Because only the count matters, report how many lines in the material hold the string "unit" and nothing more.

## DATA SECTION
§

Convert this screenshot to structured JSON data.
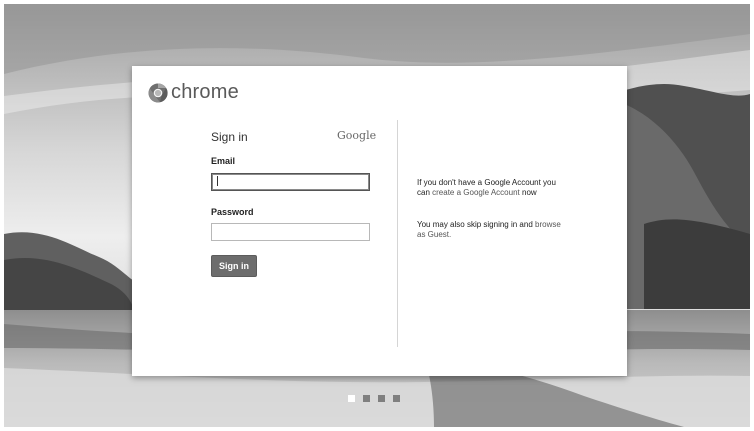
{
  "brand": {
    "name": "chrome",
    "icon": "chrome-logo-icon"
  },
  "signin": {
    "title": "Sign in",
    "provider_logo": "Google",
    "email_label": "Email",
    "email_value": "",
    "password_label": "Password",
    "password_value": "",
    "button_label": "Sign in"
  },
  "side": {
    "account_text_1": "If you don't have a Google Account you can",
    "create_link": "create a Google Account",
    "account_text_2": "now",
    "guest_text": "You may also skip signing in and",
    "guest_link": "browse as Guest."
  },
  "pager": {
    "total": 4,
    "active_index": 0
  },
  "colors": {
    "card_bg": "#ffffff",
    "button_bg": "#6d6d6d",
    "text": "#222222"
  }
}
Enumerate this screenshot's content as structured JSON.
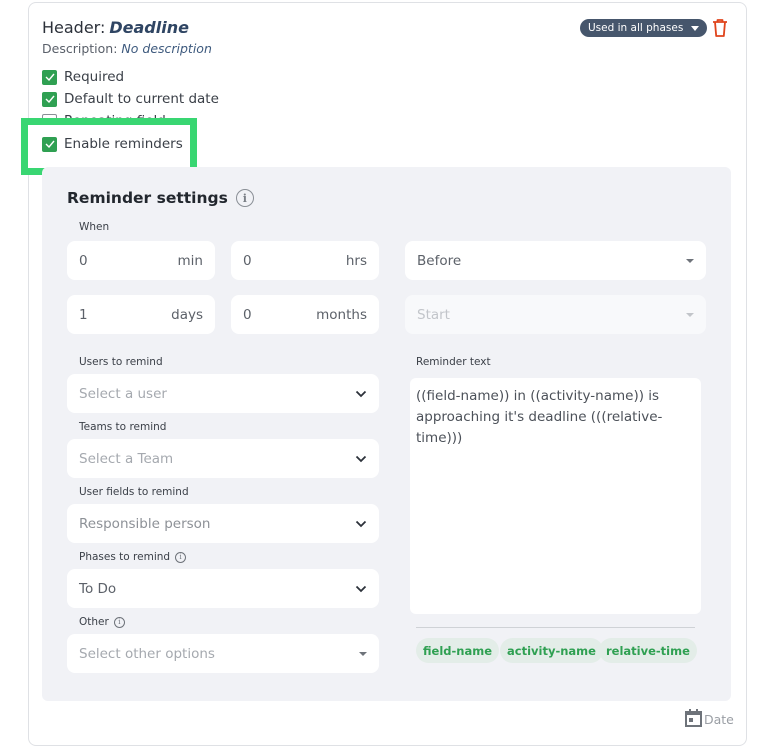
{
  "header": {
    "label": "Header:",
    "title": "Deadline",
    "description_label": "Description:",
    "description_value": "No description",
    "phase_badge": "Used in all phases",
    "delete_icon": "trash-icon"
  },
  "options": [
    {
      "label": "Required",
      "checked": true
    },
    {
      "label": "Default to current date",
      "checked": true
    },
    {
      "label": "Repeating field",
      "checked": false
    },
    {
      "label": "Enable reminders",
      "checked": true
    }
  ],
  "reminder": {
    "title": "Reminder settings",
    "when_label": "When",
    "min": {
      "value": "0",
      "unit": "min"
    },
    "hrs": {
      "value": "0",
      "unit": "hrs"
    },
    "days": {
      "value": "1",
      "unit": "days"
    },
    "months": {
      "value": "0",
      "unit": "months"
    },
    "relation": "Before",
    "anchor_placeholder": "Start",
    "users": {
      "label": "Users to remind",
      "placeholder": "Select a user"
    },
    "teams": {
      "label": "Teams to remind",
      "placeholder": "Select a Team"
    },
    "user_fields": {
      "label": "User fields to remind",
      "value": "Responsible person"
    },
    "phases": {
      "label": "Phases to remind",
      "value": "To Do"
    },
    "other": {
      "label": "Other",
      "placeholder": "Select other options"
    },
    "text_label": "Reminder text",
    "text_value": "((field-name)) in ((activity-name)) is approaching it's deadline (((relative-time)))",
    "tokens": [
      "field-name",
      "activity-name",
      "relative-time"
    ]
  },
  "field_type": {
    "label": "Date",
    "icon": "calendar-icon"
  },
  "colors": {
    "accent": "#2fa052",
    "highlight": "#39d672",
    "badge": "#46566c",
    "danger": "#e0441c"
  }
}
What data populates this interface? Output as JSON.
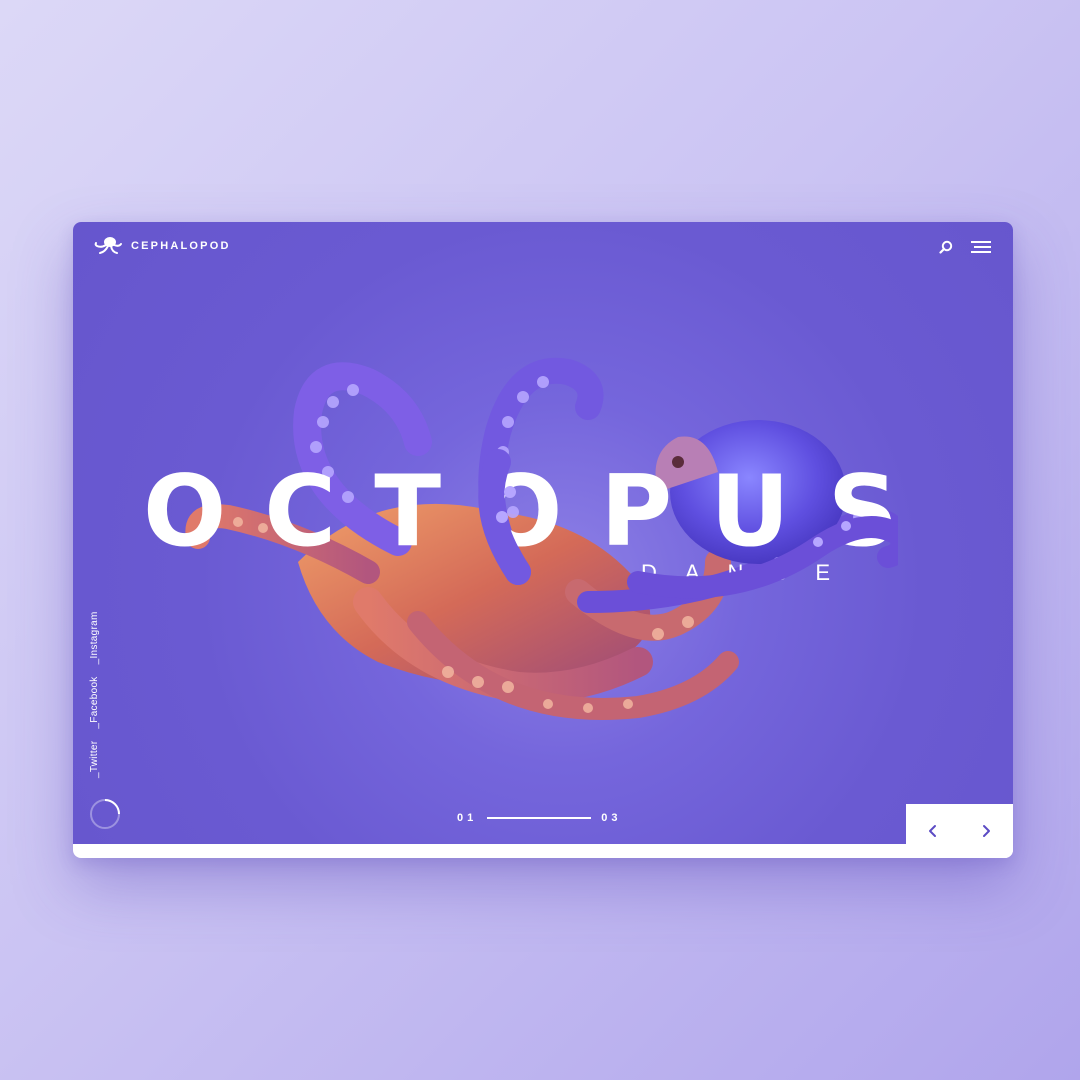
{
  "brand": {
    "name": "CEPHALOPOD",
    "logo_icon": "octopus-logo-icon"
  },
  "header": {
    "search_icon": "search-icon",
    "menu_icon": "hamburger-menu-icon"
  },
  "hero": {
    "title": "OCTOPUS",
    "subtitle": "DANCE"
  },
  "social": {
    "links": [
      "_Twitter",
      "_Facebook",
      "_Instagram"
    ]
  },
  "pager": {
    "current": "01",
    "total": "03"
  },
  "nav": {
    "prev_icon": "chevron-left-icon",
    "next_icon": "chevron-right-icon"
  },
  "colors": {
    "page_bg": "#cfc8f4",
    "hero_bg": "#6a5ad2",
    "accent": "#ffffff",
    "nav_arrow": "#5b4bc4"
  }
}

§

## TASK RESULT
4